    keywords = {Algorithms; Animals; Cardiopulmonary Bypass, adverse effects; Computer
    Simulation; Dogs; Embolism, Air, ultrasonography; Extracorporeal
    Circulation, adverse effects; Humans; Image Interpretation, Computer-Assisted;
    Models, Animal; Scattering, Radiation; Ultrasonics},
    language = {eng},
    medline-pst = {ppublish},
    owner = {alison},
    pii = {S0301-5629(07)00204-9},
    pmid = {17570578},
    timestamp = {2014.02.27},
    url = {http://dx.doi.org/10.1016/j.ultrasmedbio.2007.04.008}
    }

Short conference papers and abstracts

  • [DOI] A. M. Pouch, H. Wang, P. A. Yushkevich, M. Takabe, B. M. Jackson, J. H. Gorman 3rd, R. C. Gorman, and C. M. Sehgal, Fully automatic segmentation of the open mitral leaflets in 3D transesophageal echocardiographic images using multi-atlas label fusion and deformable medial modeling, 2012.

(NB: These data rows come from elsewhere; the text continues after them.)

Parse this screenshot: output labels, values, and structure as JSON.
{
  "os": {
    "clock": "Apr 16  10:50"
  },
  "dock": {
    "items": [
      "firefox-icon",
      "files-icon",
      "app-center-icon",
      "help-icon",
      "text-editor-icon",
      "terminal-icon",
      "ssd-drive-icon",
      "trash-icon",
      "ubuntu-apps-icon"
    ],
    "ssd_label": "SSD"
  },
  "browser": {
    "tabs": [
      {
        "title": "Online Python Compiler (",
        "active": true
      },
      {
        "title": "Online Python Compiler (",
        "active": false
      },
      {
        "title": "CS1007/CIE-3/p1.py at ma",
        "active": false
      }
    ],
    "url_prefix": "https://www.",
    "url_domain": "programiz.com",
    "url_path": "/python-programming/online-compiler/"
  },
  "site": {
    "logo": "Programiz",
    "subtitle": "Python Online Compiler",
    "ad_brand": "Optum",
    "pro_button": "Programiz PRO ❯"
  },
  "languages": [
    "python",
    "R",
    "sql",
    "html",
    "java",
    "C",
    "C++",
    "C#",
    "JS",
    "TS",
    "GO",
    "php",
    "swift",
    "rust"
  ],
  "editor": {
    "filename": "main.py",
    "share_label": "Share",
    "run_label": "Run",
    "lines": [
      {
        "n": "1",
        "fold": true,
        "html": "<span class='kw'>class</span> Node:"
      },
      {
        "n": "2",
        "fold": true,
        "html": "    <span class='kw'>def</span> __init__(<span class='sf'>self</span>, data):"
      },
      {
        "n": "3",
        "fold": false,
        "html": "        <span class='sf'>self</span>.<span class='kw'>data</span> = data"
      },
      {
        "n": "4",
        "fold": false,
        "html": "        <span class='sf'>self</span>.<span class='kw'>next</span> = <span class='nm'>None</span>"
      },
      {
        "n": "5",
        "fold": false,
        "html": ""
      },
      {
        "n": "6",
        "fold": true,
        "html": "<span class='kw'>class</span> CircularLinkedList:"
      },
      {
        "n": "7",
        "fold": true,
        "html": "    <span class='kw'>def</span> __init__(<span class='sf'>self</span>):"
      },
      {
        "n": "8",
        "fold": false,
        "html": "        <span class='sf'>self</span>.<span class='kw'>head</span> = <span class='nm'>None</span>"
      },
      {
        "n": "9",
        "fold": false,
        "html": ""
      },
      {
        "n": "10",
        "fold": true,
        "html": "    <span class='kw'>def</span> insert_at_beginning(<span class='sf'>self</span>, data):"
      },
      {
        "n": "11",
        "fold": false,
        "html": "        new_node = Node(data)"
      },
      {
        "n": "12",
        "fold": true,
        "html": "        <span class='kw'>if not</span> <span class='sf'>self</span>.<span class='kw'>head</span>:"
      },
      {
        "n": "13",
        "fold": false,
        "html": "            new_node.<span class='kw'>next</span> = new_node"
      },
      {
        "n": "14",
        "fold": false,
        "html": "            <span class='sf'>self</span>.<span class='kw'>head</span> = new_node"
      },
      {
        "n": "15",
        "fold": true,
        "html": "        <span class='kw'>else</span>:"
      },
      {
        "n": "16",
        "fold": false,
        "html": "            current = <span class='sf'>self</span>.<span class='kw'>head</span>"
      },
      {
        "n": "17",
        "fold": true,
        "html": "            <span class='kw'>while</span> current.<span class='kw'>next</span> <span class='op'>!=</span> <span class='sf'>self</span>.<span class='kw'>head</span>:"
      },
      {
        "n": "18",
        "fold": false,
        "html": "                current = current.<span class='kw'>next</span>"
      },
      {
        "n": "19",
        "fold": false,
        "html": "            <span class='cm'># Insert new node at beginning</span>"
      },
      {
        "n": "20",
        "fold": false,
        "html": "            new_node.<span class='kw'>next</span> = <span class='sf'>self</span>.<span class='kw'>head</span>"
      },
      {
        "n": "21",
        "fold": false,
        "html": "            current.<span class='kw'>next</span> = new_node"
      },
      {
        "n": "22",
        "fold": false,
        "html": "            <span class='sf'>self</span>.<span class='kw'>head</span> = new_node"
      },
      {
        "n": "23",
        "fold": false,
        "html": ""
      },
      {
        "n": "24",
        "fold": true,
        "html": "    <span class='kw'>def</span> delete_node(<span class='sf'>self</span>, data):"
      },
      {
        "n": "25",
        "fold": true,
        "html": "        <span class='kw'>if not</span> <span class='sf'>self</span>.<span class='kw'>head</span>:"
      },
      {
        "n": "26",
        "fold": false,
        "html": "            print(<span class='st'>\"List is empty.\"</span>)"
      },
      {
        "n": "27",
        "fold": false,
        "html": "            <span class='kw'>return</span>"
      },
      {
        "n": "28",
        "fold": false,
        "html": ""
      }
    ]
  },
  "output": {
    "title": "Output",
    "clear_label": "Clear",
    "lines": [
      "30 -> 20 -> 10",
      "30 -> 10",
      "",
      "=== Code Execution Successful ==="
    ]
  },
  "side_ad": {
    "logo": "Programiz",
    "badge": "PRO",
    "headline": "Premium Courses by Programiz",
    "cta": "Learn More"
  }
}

    [Bibtex]
    @PROCEEDINGS{2012,
    title = {{F}ully automatic segmentation of the open mitral leaflets in {3D}
    transesophageal echocardiographic images using multi-atlas label
    fusion and deformable medial modeling},
    year = {2012},
    author = {Pouch, Alison M. and Wang, Hongzhi and Yushkevich, Paul A. and Takabe,
    Manabu and Jackson, Benjamin M. and Gorman, 3rd, Joseph H. and Gorman,
    Robert C. and Sehgal, Chandra M.},
    booktitle = {{U}ltrasonics {S}ymposium ({IUS}), 2012 {IEEE} {I}nternational},
    doi = {10.1109/ULTSYM.2012.0055},
    owner = {alison},
    pages = {220--223},
    timestamp = {2014.02.27},
    url = {http://ieeexplore.ieee.org/stamp/stamp.jsp?arnumber=6562275}
    }